This is partly because some new barriers have passport controls like those at an airport. People need travel documents to exit one country and reach the checkpoint of the EU country where they want to seek asylum. Many refugees don’t have any papers, so they are automatically blocked.
With barriers come security guards, cameras and surveillance equipment, which all make it harder for people to make their asylum cases. Rights groups have documented many reports of border officials beating, abusing, or robbing migrants and refugees before dumping them back where they came from.
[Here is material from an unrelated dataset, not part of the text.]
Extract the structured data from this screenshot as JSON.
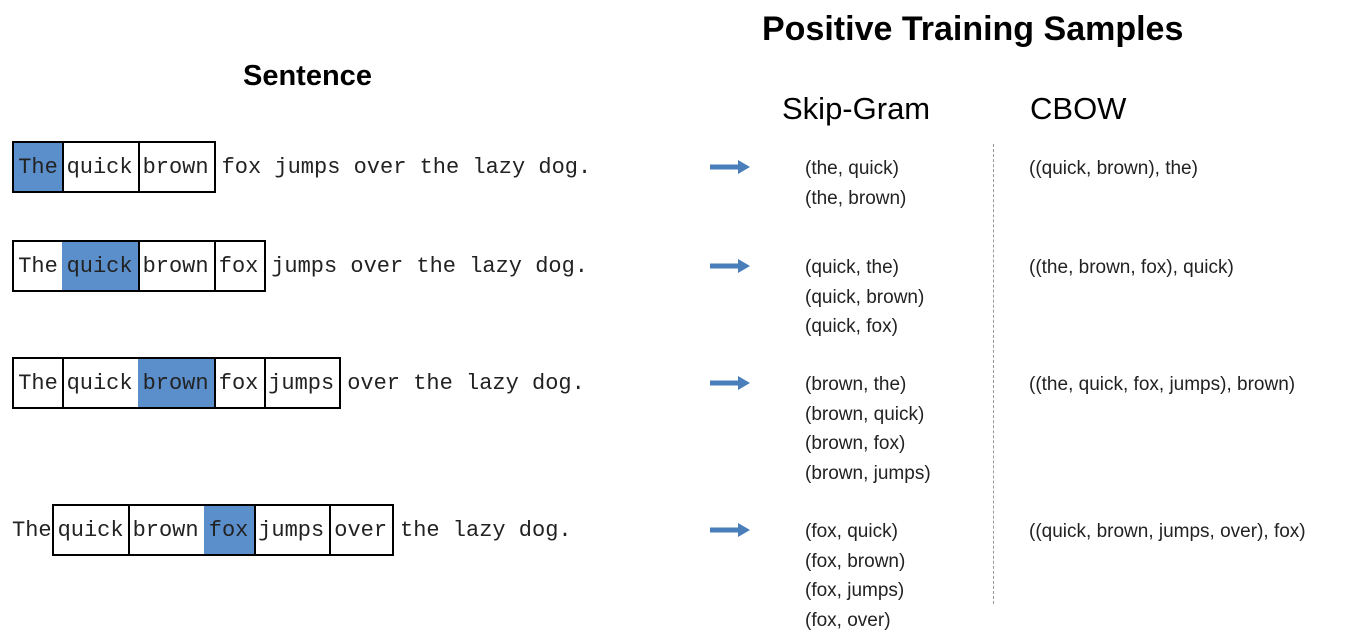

This approach, known as push-back, has become an intrinsic feature of Europe’s external borders, according to Amnesty International.
As a solution, some migrants and refugees buy fake papers. Others stow away in vehicles. Or they turn to people-smugglers.
Greece’s fence had a knock-on effect that continues to ripple through Europe as more countries wall themselves off. More migrants moving through Turkey began to enter Europe across the Bulgarian border, or by sailing to Greece in inflatable dinghies. In the eastern Mediterranean, the International Organization for Migration has recorded more than 1,100 migrant deaths since the start of last year.
The EU refuses to fund fences, saying they don’t work. As European Commissioner, Avramopoulos has tried instead to persuade fellow member states to show solidarity by offering homes to 160,000 refugees and migrants, mainly from Greece and Italy. As of March 15, just 937 asylum applicants had been relocated.
For Hungary’s Prime Minister Viktor Orban, the idea of quotas is “bordering on insanity.” Orban opposes a dilution of Europe’s “Christian values” by multicultural immigrants and started building fences along Hungary’s borders with Croatia and Serbia in late 2015.
Since the ethnic cleansing of the 1990s in the former Yugoslavia, Balkan states have been particularly sensitive to the risks of ethnic and religious conflict. Other countries followed Hungary with fences – even if most said they installed them to control the flow of people, rather than to preserve cultural purity.
When Austria started a barrier on its border with Slovenia in November 2015, it said it was necessary for crowd management. Then Austria capped the numbers of people it would admit, and how many it would allow through to Germany. By March, all these measures seemed to be having the desired effect: The number of migrants entering Germany from Austria had fallen more than sevenfold.
Even so, there were new signs the fences were simply reshaping, rather than closing, the migration routes. The numbers making the perilous crossing from Africa to Italy had increased. Austria said it would add soldiers to defend its border with Italy.
The fence Avramopoulos visited last month underlines the risks of such barriers. Built by Macedonia as part of a pact with states further north, it has sealed around 50,000 people into Greece.
More than 10,000 – a third of them children – are camped in flimsy tents near the fence. Many families have refused to leave the border, waiting instead for it to open, as respiratory infections spread and frustration mounts.
“All our values are in danger today,” Avramopoulos said. “You can see it here.”